» Source information
────────

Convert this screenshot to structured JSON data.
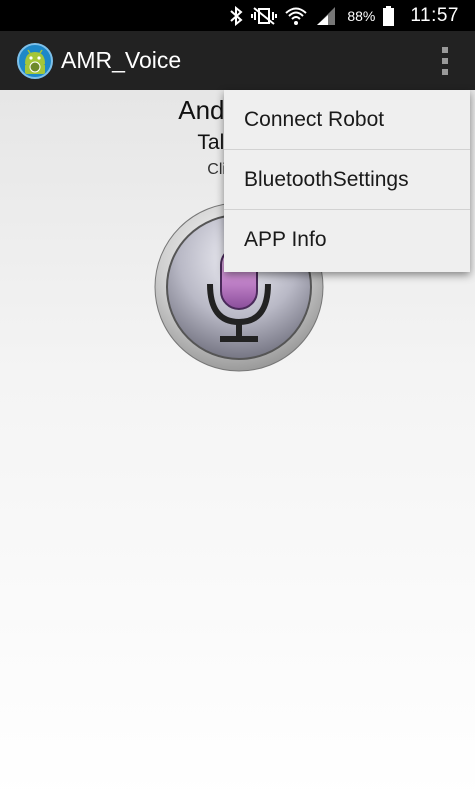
{
  "status_bar": {
    "battery_percent": "88%",
    "time": "11:57",
    "icons": [
      "bluetooth-icon",
      "mute-vibrate-icon",
      "wifi-icon",
      "signal-icon",
      "battery-icon"
    ]
  },
  "action_bar": {
    "app_title": "AMR_Voice",
    "icons": [
      "app-logo-icon",
      "overflow-menu-icon"
    ]
  },
  "main": {
    "heading": "Android M",
    "subheading": "Talk to Y",
    "hint": "Click bel",
    "mic_icon": "microphone-icon"
  },
  "menu": {
    "items": [
      {
        "label": "Connect Robot"
      },
      {
        "label": "BluetoothSettings"
      },
      {
        "label": "APP Info"
      }
    ]
  },
  "colors": {
    "status_bar_bg": "#000000",
    "action_bar_bg": "#222222",
    "menu_bg": "#efefef"
  }
}
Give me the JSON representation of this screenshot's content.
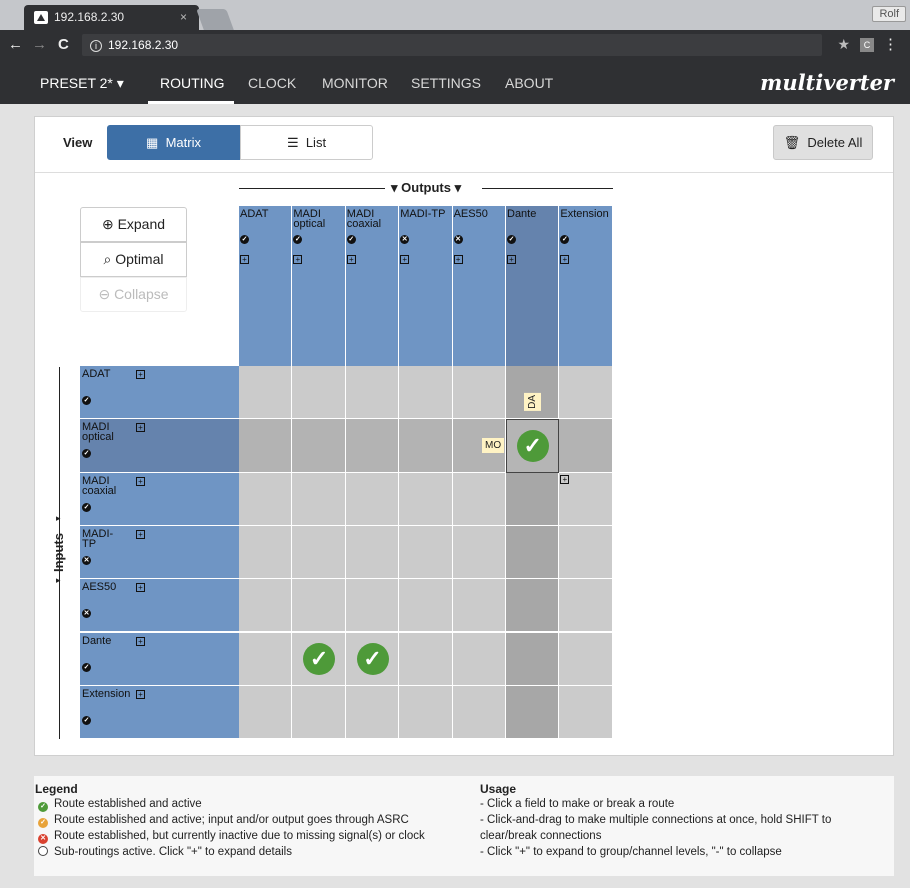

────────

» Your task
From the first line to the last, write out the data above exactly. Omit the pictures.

» Solution for this problem
Convert this screenshot to structured JSON data.
{
  "status_bar": {
    "battery_percent": "88%",
    "time": "11:57",
    "icons": [
      "bluetooth-icon",
      "mute-vibrate-icon",
      "wifi-icon",
      "signal-icon",
      "battery-icon"
    ]
  },
  "action_bar": {
    "app_title": "AMR_Voice",
    "icons": [
      "app-logo-icon",
      "overflow-menu-icon"
    ]
  },
  "main": {
    "heading": "Android M",
    "subheading": "Talk to Y",
    "hint": "Click bel",
    "mic_icon": "microphone-icon"
  },
  "menu": {
    "items": [
      {
        "label": "Connect Robot"
      },
      {
        "label": "BluetoothSettings"
      },
      {
        "label": "APP Info"
      }
    ]
  },
  "colors": {
    "status_bar_bg": "#000000",
    "action_bar_bg": "#222222",
    "menu_bg": "#efefef"
  }
}
Give me the JSON representation of this screenshot's content.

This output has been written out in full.